*Material provided*.

□ □ □ □ □

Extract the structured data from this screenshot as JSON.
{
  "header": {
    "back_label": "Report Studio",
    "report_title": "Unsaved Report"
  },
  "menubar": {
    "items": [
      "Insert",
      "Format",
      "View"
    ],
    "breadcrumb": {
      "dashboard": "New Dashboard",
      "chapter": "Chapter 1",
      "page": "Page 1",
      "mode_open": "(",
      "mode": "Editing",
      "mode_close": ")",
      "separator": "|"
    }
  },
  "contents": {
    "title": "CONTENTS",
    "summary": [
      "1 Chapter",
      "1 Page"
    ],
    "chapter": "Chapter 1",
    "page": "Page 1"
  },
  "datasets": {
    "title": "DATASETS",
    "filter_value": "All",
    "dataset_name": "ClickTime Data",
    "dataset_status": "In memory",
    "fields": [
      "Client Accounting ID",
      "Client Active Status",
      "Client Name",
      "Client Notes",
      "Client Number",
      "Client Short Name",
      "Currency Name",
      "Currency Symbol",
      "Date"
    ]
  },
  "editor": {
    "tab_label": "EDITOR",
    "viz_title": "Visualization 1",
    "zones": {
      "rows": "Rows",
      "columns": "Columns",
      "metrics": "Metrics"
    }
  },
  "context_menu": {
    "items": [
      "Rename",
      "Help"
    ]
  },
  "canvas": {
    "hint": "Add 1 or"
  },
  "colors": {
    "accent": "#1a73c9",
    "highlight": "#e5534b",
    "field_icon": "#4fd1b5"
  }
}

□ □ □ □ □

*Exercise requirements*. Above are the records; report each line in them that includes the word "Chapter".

*Solution to the problem*.
      "chapter": "Chapter 1",
      "1 Chapter",
    "chapter": "Chapter 1",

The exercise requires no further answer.